According to Jennings (2012), Fannie Mae started out with admirable intentions; to increase the availability of affordable housing availability and attract investments within the housing market. What started out as federally funded in 1968 became a shareholder-owned corporation.
Though Fannie Mae was once considered the most ethical company in 2004 by Business Ethics magazine and subsequently won the award many years later, it became one of the most scrutinized companies during the housing crash (Jennings, 2012). All of this did not come without warranted suspicion and doubt on what became a glare into what had once been considered an admirable company.
Based on what became apparent with Fannie Mae, it could not be labeled an honest company and did not use the eight questions as an ethical guideline or model to compare. This became clear as Fannie Mae was a company driven to earnings targets through a compensation system, which incentivized payouts to executives that used dubious tactics in regards to buying and selling mortgage assets (Jennings, 2012).
When you tie bonuses to business practices, those that are responsible for acting ethically are inclined to look at their own compensation and lifestyles and are drawn to act on their best interests, not the best interests of the public. We put the executives in a position to fail by rewarding them with compensation that would make acting unethically attractive. Congress was also in the back pocket of both Fannie Mae and Freddie Mac which did not help with exposing the unethical and illegal practices (Isidore, 2012).
Fannie Mae was not forthcoming with information and had no sense of propriety.
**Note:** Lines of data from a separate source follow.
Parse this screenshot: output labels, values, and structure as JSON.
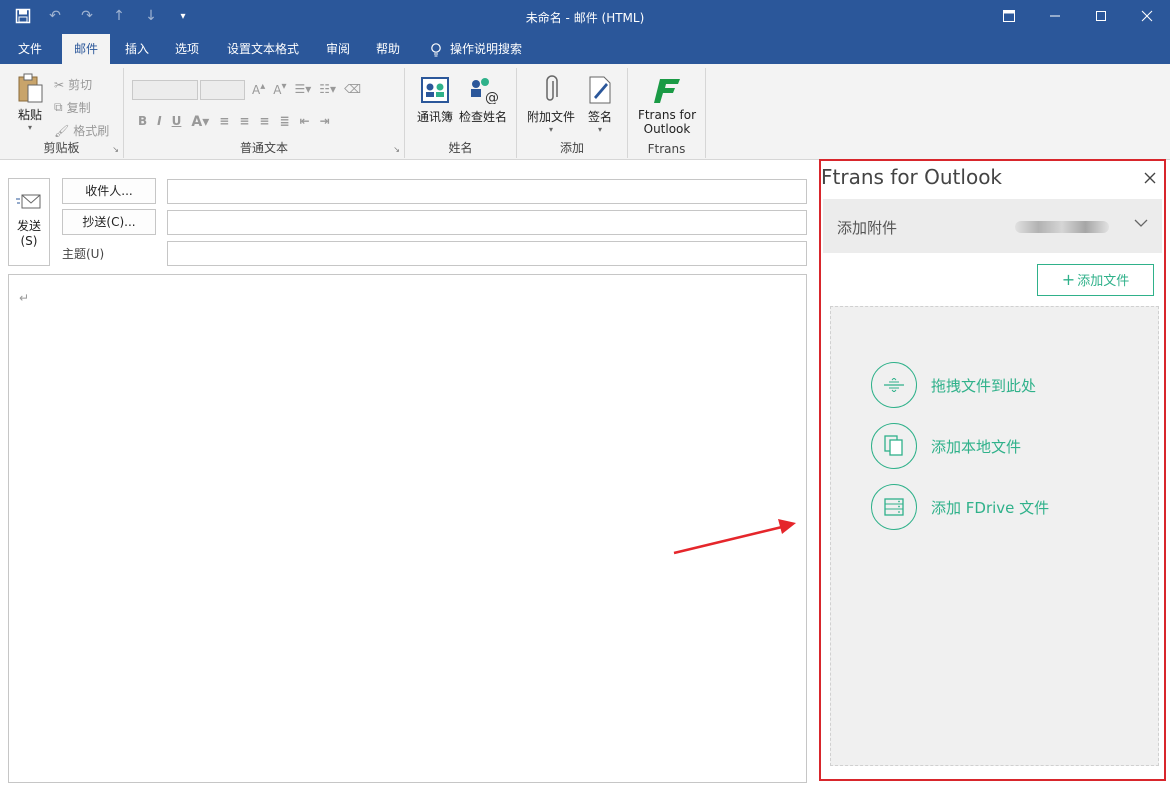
{
  "window": {
    "title": "未命名  -  邮件 (HTML)"
  },
  "tabs": [
    {
      "label": "文件"
    },
    {
      "label": "邮件"
    },
    {
      "label": "插入"
    },
    {
      "label": "选项"
    },
    {
      "label": "设置文本格式"
    },
    {
      "label": "审阅"
    },
    {
      "label": "帮助"
    }
  ],
  "tell_me": "操作说明搜索",
  "ribbon": {
    "clipboard": {
      "paste": "粘贴",
      "cut": "剪切",
      "copy": "复制",
      "format_painter": "格式刷",
      "group_label": "剪贴板"
    },
    "basic_text": {
      "bold": "B",
      "italic": "I",
      "underline": "U",
      "group_label": "普通文本"
    },
    "names": {
      "address_book": "通讯簿",
      "check_names": "检查姓名",
      "group_label": "姓名"
    },
    "include": {
      "attach_file": "附加文件",
      "signature": "签名",
      "group_label": "添加"
    },
    "ftrans": {
      "button_line1": "Ftrans for",
      "button_line2": "Outlook",
      "group_label": "Ftrans"
    }
  },
  "compose": {
    "send_line1": "发送",
    "send_line2": "(S)",
    "to_button": "收件人...",
    "cc_button": "抄送(C)...",
    "subject_label": "主题(U)",
    "paragraph_mark": "↵"
  },
  "pane": {
    "title": "Ftrans for Outlook",
    "attach_label": "添加附件",
    "add_file_button": "添加文件",
    "actions": [
      {
        "label": "拖拽文件到此处",
        "icon": "drag-drop-icon"
      },
      {
        "label": "添加本地文件",
        "icon": "local-files-icon"
      },
      {
        "label": "添加 FDrive 文件",
        "icon": "fdrive-icon"
      }
    ]
  },
  "colors": {
    "accent_blue": "#2b579a",
    "ftrans_green": "#2fb18a",
    "highlight_red": "#d8262c"
  }
}
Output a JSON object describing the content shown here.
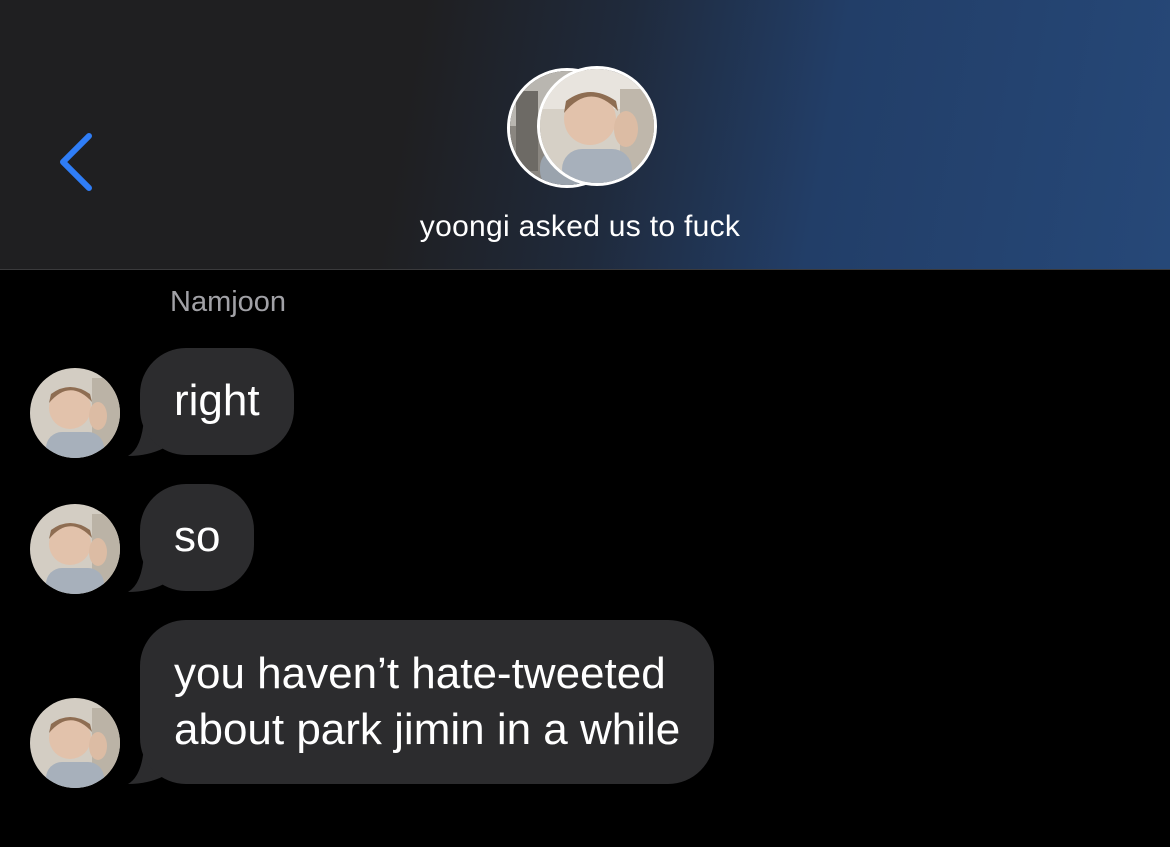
{
  "header": {
    "back_icon": "chevron-left-icon",
    "group_title": "yoongi asked us to fuck",
    "accent_color": "#2f7df6"
  },
  "conversation": {
    "sender": "Namjoon",
    "bubble_color": "#2c2c2e",
    "messages": [
      {
        "lines": [
          "right"
        ]
      },
      {
        "lines": [
          "so"
        ]
      },
      {
        "lines": [
          "you haven’t hate-tweeted",
          "about park jimin in a while"
        ]
      }
    ]
  }
}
This became clear when executives that were in place dismissed the financial risks to their shareholders regarding their exposure to the subprime loan and in turn, made it impossible to recoup the financial losses (Trumbull, 2011). Allegedly, Fannie Mae told their investors in 2007 that only 0.2% of their portfolio were dedicated to subprime loans. The SEC said that there was actually 11% of subprime loans (Trumbull, 2011). This blatant disregard for the investors only catapulted Fannie Mae into an even harsher spotlight.
Fannie Mae did not adhere to Jennings eight ethical guidelines. Though the company seemed to take care of their own employees financially and have not admitted failure, they did not comply with the law and have cost taxpayers over $183.8 billion, making it the most expensive bailout during the latest financial crisis (Isidore, 2012).
This financial crisis has been a wake-up call to the public and has put in place a variety of new regulations and procedures that will ultimately dispel this type of wrongdoing in the future.
isidore, C. (2012, January 24). Freddie Mac: What it did, what went wrong. Retrieved November 23, 2014, from CNN: http://money.cnn.com/2012/01/24/news/economy/freddie_mac/
Jennings, M. M. (2012). Business Ethics: Case Studies and Selected Reading. Mason: South-Western Cengage Learning.
Trumbull, M. (2011, December 16). Subprime scandal: ex-Fannie Mae, Freddie Mac execs accused of fraud. Retrieved November 20, 2014, from Christian Science Monitor: http://www.csmonitor.com/USA/Justice/2011/1216/Subprime-scandal-ex-Fannie-Mae-Freddie-Mac-execs-accused-of-fraud